    I read this book because of the considerable hype by everyone online. It did not disappoint. It was a beautifully written historical novel set in World War II. I was a story of sacrificial love and hope that was well worth every moment.
  9. Reclaiming Conversation – Sherry Turkle
    As a parent, this may be one of the more important books you can read. It is all about how do we reclaim conversation in a world that is increasingly nonverbal and overly electronic. Technology is not going away, and we need to be better at understanding and to leverage it in raising our digitally native kids so that technology enhances their world rather than destroying it. 
  10. Mere Christianity – C.S. Lewis
    C.S. Lewis has a way of making extremely complicated truth understandable. His down to earth orthodoxy makes him so unique that his books even though they are half a century old they are completely relevant and not difficult to read. If you can only read one book by Lewis, I would say it should be this one. Mere Christianity is the cornerstone of Lewis’ view of the Christian faith and life in general. For those who are new to the Christian faith, it is formative for those who have been a Christian for a while it provides much-needed language in which to communicate your faith to others.

6 things I tell every story teller

A while back I did a blog post on the 6 things I tell every worship leader. I thought I would do one for every story teller. Our church is blessed to have story tellers who have done what they do for years, but what I have found is the things that make good story tellers great story tellers is they are constant learners.

Here are some practical tips I give our story tellers no matter how long they have been at it.

1. Internalize the script – I don’t tell them to memorize the script because I have found there is something so powerful and profound when people take the script internalize it and express it through their own experience and in their own style. I have one story teller that makes every week a production with actors props and scenery to boot, and the kids love it. Another finds incredible personal illustrations to highlight their point and still another uses props and vocal intonations to captivate the kids. Take the truth, leave it unchanged and add the uniqueness of you.

2. Maintain eye contact ALWAYS – Any time you look down at a paper in your hand you place an impenetrable wall between you and those you are ministering to.

3. Be over animated – you always come across more subdued that you really are.

4. Bring your Bible up with you – Put the sheet with the bible verse in your bible and read from that if you must but preaching from the Bible reinforces in the mind of the kids you are speaking to that these are more than stories.

5. Use peaks and valley’s – Few things create tension for a story then proper use of vocal inflection. Most people are comfortable with one particular vocal range. The problem is kids get used to your “normal” voice. If you want kids to be on their edge of their seats speak softly and  then build to get much louder.

6. Elevate Christ – Elevate Christ make sure that every story points the kids to a place where they can see the greatness of God. Where they realize and recognize their need for a savior.

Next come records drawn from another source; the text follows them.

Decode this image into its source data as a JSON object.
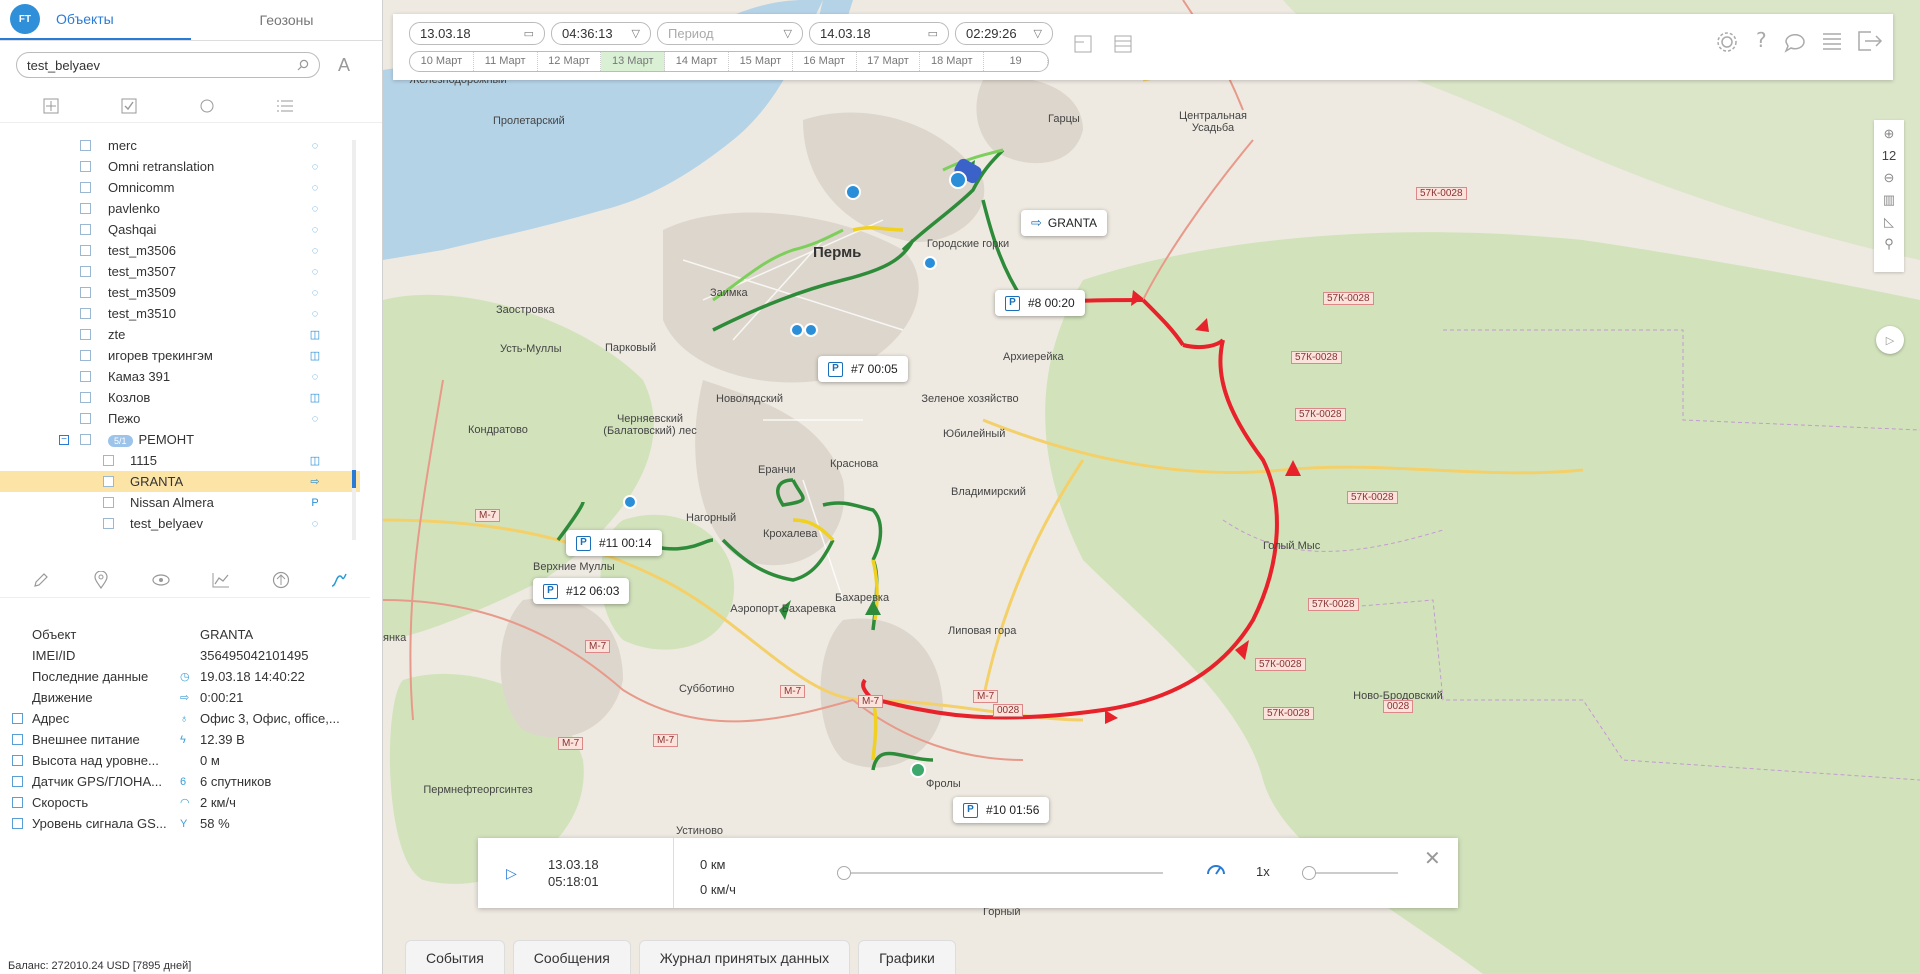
{
  "sidebar": {
    "logo": "FT",
    "tabs": [
      {
        "label": "Объекты"
      },
      {
        "label": "Геозоны"
      }
    ],
    "search": {
      "value": "test_belyaev"
    },
    "tree": [
      {
        "name": "merc",
        "level": 1
      },
      {
        "name": "Omni retranslation",
        "level": 1
      },
      {
        "name": "Omnicomm",
        "level": 1
      },
      {
        "name": "pavlenko",
        "level": 1
      },
      {
        "name": "Qashqai",
        "level": 1
      },
      {
        "name": "test_m3506",
        "level": 1
      },
      {
        "name": "test_m3507",
        "level": 1
      },
      {
        "name": "test_m3509",
        "level": 1
      },
      {
        "name": "test_m3510",
        "level": 1
      },
      {
        "name": "zte",
        "level": 1
      },
      {
        "name": "игорев трекингэм",
        "level": 1
      },
      {
        "name": "Камаз 391",
        "level": 1
      },
      {
        "name": "Козлов",
        "level": 1
      },
      {
        "name": "Пежо",
        "level": 1
      },
      {
        "name": "РЕМОНТ",
        "level": 1,
        "badge": "5/1",
        "group": true
      },
      {
        "name": "1115",
        "level": 2
      },
      {
        "name": "GRANTA",
        "level": 2,
        "selected": true
      },
      {
        "name": "Nissan Almera",
        "level": 2
      },
      {
        "name": "test_belyaev",
        "level": 2
      }
    ],
    "props": [
      {
        "label": "Объект",
        "value": "GRANTA",
        "checkbox": false,
        "icon": ""
      },
      {
        "label": "IMEI/ID",
        "value": "356495042101495",
        "checkbox": false,
        "icon": ""
      },
      {
        "label": "Последние данные",
        "value": "19.03.18 14:40:22",
        "checkbox": false,
        "icon": "◷"
      },
      {
        "label": "Движение",
        "value": "0:00:21",
        "checkbox": false,
        "icon": "⇨"
      },
      {
        "label": "Адрес",
        "value": "Офис 3, Офис, office,...",
        "checkbox": true,
        "icon": "♁"
      },
      {
        "label": "Внешнее питание",
        "value": "12.39 В",
        "checkbox": true,
        "icon": "ϟ"
      },
      {
        "label": "Высота над уровне...",
        "value": "0 м",
        "checkbox": true,
        "icon": ""
      },
      {
        "label": "Датчик GPS/ГЛОНА...",
        "value": "6 спутников",
        "checkbox": true,
        "icon": "6"
      },
      {
        "label": "Скорость",
        "value": "2 км/ч",
        "checkbox": true,
        "icon": "◠"
      },
      {
        "label": "Уровень сигнала GS...",
        "value": "58 %",
        "checkbox": true,
        "icon": "Y"
      }
    ],
    "balance": "Баланс: 272010.24 USD [7895 дней]"
  },
  "timebar": {
    "date_from": "13.03.18",
    "time_from": "04:36:13",
    "period_placeholder": "Период",
    "date_to": "14.03.18",
    "time_to": "02:29:26",
    "days": [
      "10 Март",
      "11 Март",
      "12 Март",
      "13 Март",
      "14 Март",
      "15 Март",
      "16 Март",
      "17 Март",
      "18 Март",
      "19"
    ],
    "active_day": "13 Март"
  },
  "zoom": {
    "level": "12"
  },
  "map_labels": {
    "places": [
      {
        "text": "Железнодорожный"
      },
      {
        "text": "Пролетарский"
      },
      {
        "text": "Гарцы"
      },
      {
        "text": "Центральная Усадьба"
      },
      {
        "text": "Пермь",
        "city": true
      },
      {
        "text": "Городские горки"
      },
      {
        "text": "Заимка"
      },
      {
        "text": "Заостровка"
      },
      {
        "text": "Усть-Муллы"
      },
      {
        "text": "Парковый"
      },
      {
        "text": "Архиерейка"
      },
      {
        "text": "Новолядский"
      },
      {
        "text": "Зеленое хозяйство"
      },
      {
        "text": "Кондратово"
      },
      {
        "text": "Черняевский (Балатовский) лес"
      },
      {
        "text": "Юбилейный"
      },
      {
        "text": "Краснова"
      },
      {
        "text": "Еранчи"
      },
      {
        "text": "Нагорный"
      },
      {
        "text": "Владимирский"
      },
      {
        "text": "Крохалева"
      },
      {
        "text": "Голый Мыс"
      },
      {
        "text": "Верхние Муллы"
      },
      {
        "text": "Бахаревка"
      },
      {
        "text": "Аэропорт Бахаревка"
      },
      {
        "text": "Липовая гора"
      },
      {
        "text": "Субботино"
      },
      {
        "text": "Ново-Бродовский"
      },
      {
        "text": "Пермнефтеоргсинтез"
      },
      {
        "text": "Фролы"
      },
      {
        "text": "Устиново"
      },
      {
        "text": "Горный"
      },
      {
        "text": "янка"
      }
    ],
    "shields": [
      "57К-0028",
      "57К-0028",
      "57К-0028",
      "57К-0028",
      "57К-0028",
      "57К-0028",
      "57К-0028",
      "57К-0028",
      "М-7",
      "М-7",
      "М-7",
      "М-7",
      "М-7",
      "М-7",
      "М-7",
      "0028",
      "0028"
    ]
  },
  "callouts": [
    {
      "kind": "arrow",
      "text": "GRANTA"
    },
    {
      "kind": "p",
      "text": "#8 00:20"
    },
    {
      "kind": "p",
      "text": "#7 00:05"
    },
    {
      "kind": "p",
      "text": "#11 00:14"
    },
    {
      "kind": "p",
      "text": "#12 06:03"
    },
    {
      "kind": "p",
      "text": "#10 01:56"
    }
  ],
  "player": {
    "date": "13.03.18",
    "time": "05:18:01",
    "distance": "0 км",
    "speed_value": "0 км/ч",
    "multiplier": "1x"
  },
  "bottom_tabs": [
    {
      "label": "События"
    },
    {
      "label": "Сообщения"
    },
    {
      "label": "Журнал принятых данных"
    },
    {
      "label": "Графики"
    }
  ],
  "colors": {
    "accent": "#2a7bd6",
    "track_green": "#2e8b3a",
    "track_red": "#e8222a",
    "track_yellow": "#f0d020",
    "selected_row": "#fbe4a6"
  }
}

When it comes to the application portion think of practical illustrations for young kids, and older kids, making sure that not only reference Christ but you help kids understand that Jesus is everything.